Former All-Star DeMarcus Cousins is set to make his debut with the Golden State Warriors on Friday. He hasn't played since he tore his Achilles tendon in January 2018. (Jan. 18, 2019)

The anticipation is over. The Warriors compelling experiment will be put to the test Friday night when former All-Star DeMarcus Cousins joins the two-time reigning NBA champions against the Los Angeles Clippers at the Staples Center.  

Cousins, who hasn’t played since he tore his left Achilles’ tendon on Jan. 26, 2018 while playing for the New Orleans Pelicans, rallied to return a few weeks back but backed off when the team said he’d be on limited minutes, according to Yahoo Sports. When he returns Friday, the 6-foot-11 and 270-pound center will have no official restriction on how much he plays. 
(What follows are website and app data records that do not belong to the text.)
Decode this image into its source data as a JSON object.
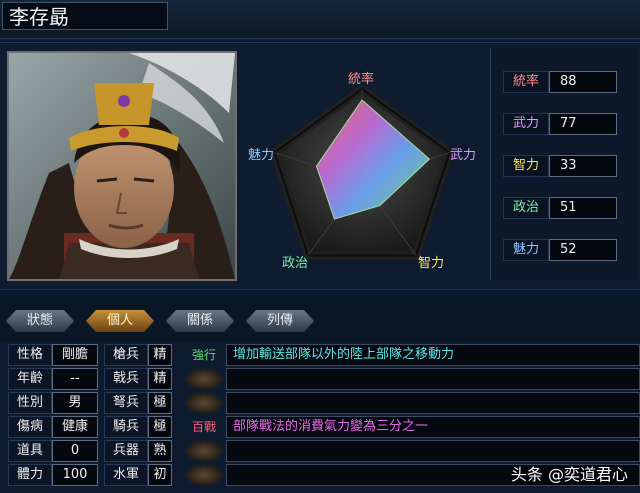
{
  "officer": {
    "name": "李存勗"
  },
  "radar": {
    "labels": [
      "統率",
      "武力",
      "智力",
      "政治",
      "魅力"
    ],
    "label_colors": [
      "#ff8a8a",
      "#d99cff",
      "#ffe75a",
      "#7df0a8",
      "#8fc6ff"
    ],
    "max": 100
  },
  "stats": [
    {
      "label": "統率",
      "value": "88",
      "color": "#ff8a8a"
    },
    {
      "label": "武力",
      "value": "77",
      "color": "#d99cff"
    },
    {
      "label": "智力",
      "value": "33",
      "color": "#ffe75a"
    },
    {
      "label": "政治",
      "value": "51",
      "color": "#7df0a8"
    },
    {
      "label": "魅力",
      "value": "52",
      "color": "#8fc6ff"
    }
  ],
  "tabs": [
    {
      "label": "狀態",
      "active": false
    },
    {
      "label": "個人",
      "active": true
    },
    {
      "label": "關係",
      "active": false
    },
    {
      "label": "列傳",
      "active": false
    }
  ],
  "personal": [
    {
      "label": "性格",
      "value": "剛膽"
    },
    {
      "label": "年齡",
      "value": "--"
    },
    {
      "label": "性別",
      "value": "男"
    },
    {
      "label": "傷病",
      "value": "健康"
    },
    {
      "label": "道具",
      "value": "0"
    },
    {
      "label": "體力",
      "value": "100"
    }
  ],
  "aptitudes": [
    {
      "label": "槍兵",
      "value": "精"
    },
    {
      "label": "戟兵",
      "value": "精"
    },
    {
      "label": "弩兵",
      "value": "極"
    },
    {
      "label": "騎兵",
      "value": "極"
    },
    {
      "label": "兵器",
      "value": "熟"
    },
    {
      "label": "水軍",
      "value": "初"
    }
  ],
  "skills": [
    {
      "tag": "強行",
      "desc": "增加輸送部隊以外的陸上部隊之移動力",
      "tag_color": "#59e07a",
      "desc_color": "#5fe6e6"
    },
    {
      "tag": "",
      "desc": "",
      "tag_color": "",
      "desc_color": ""
    },
    {
      "tag": "",
      "desc": "",
      "tag_color": "",
      "desc_color": ""
    },
    {
      "tag": "百戰",
      "desc": "部隊戰法的消費氣力變為三分之一",
      "tag_color": "#ff5a7a",
      "desc_color": "#e86ae8"
    },
    {
      "tag": "",
      "desc": "",
      "tag_color": "",
      "desc_color": ""
    },
    {
      "tag": "",
      "desc": "",
      "tag_color": "",
      "desc_color": ""
    }
  ],
  "watermark": "头条 @奕道君心"
}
He will, however, play in short intervals, according to head coach Steve Kerr.

"It won't be simple," said Kerr of working Cousins into the lineup, per ESPN. "Because he's a dominant player…He's used to having the ball in his hands an awful lot. But on this team we got a lot of guys who have the ball in their hands, so it will take some time for sure."

Cousins was having a career season with the Pelicans before he went down with one of the worst injuries an athlete can suffer—especially one of Cousins’ size. He was averaging 25.2 points, 12.9 rebounds and 5.4 assists at the time. Not to mention, it was a contract year with free agency exploration guaranteeing a substantial payday. 

But concern for the 28-year-old’s bounce-back ability echoed throughout the league. The history of athletes returning from Achilles injures is gloomy and teams balked at the idea of offering the former Kentucky Wildcat a long-term contract. So the Warriors swooped him up for a modest $5.3 million and it’s virtually infallible. Because while it’s unknown if Cousins will return to being a top-level player, that doesn’t really matter, at least initially.

The Warriors don’t need Cousins the way the Sacramento Kings—where he began his career—and Pelicans needed him. He will take dramatically less shots than he’s used to. He’s not the centerpiece of the franchise. Even if at first he’s struggling to make shots at a high percentage, if his presence draws attention from defenders, someone from the Warriors fleet of shooters will be open. 

"He's still going to be effective when he has the ball in his hands, but not as much," said two-time Finals MVP Kevin Durant, per ESPN. "Just like it is for Steph [Curry], myself, Klay [Thompson]. We're still who we are, but instead of 20 opportunities a game, it might be 13 or 14. So that's how it's going to be with [Cousins].” 

Cousins is also coming in while the first-place Warriors are on a hot streak. They’ve won their last six games since losing to the Rockets on Jan. 3 and they entered Friday’s matchup a half-game ahead of the Denver Nuggets in the Western Conference standings. 

Now it’s just a matter of time before the lingering questions are answered: Can Cousins keep up with the Warriors pace? How well will he fold into such a star-studded offense? How will having two highly-emotional players—Cousins and Draymond Green—play out? 

Green believes the adjustment will be challenging, but talent will help thrust the team through the difficult process. "I think two things: It is a completely different pace than he's ever played since he's been in the NBA," Green said, per ESPN. "And he's coming off an Achilles injury doing that. That's tough. Nonetheless, DeMarcus is one of the greatest talents in this league. So we're not going to play at some pace that he can't play at and make him irrelevant to our offense. We're going to make it work."

The pace will be different for Cousins, yes, but his presence down low is also a weapon Kerr’s Warriors have never had. Kevon Looney, a fourth-year player who is undersized as a center at 6-foot-9 and 220 pounds, took over after Damian Jones went down with an injury and he’s started all but one game since. Looney averages 6.6 points per game and 5.9 rebounds per game.  

If you factor this hole into other season woes—including Stephen Curry missing 11 games due left groin strain and the Draymond Green and Kevin Durant beef—the Warriors have struggled this season. By their own towering standards, though, not like league-worst Cleveland Cavaliers kind of struggle. Yet they’ve managed to remain atop the Western Conference. 

Regardless of what aspect of Cousins joining the Warriors is most intriguing, on Friday fans are set to see five All-Stars start a January NBA game. And that’s baffling.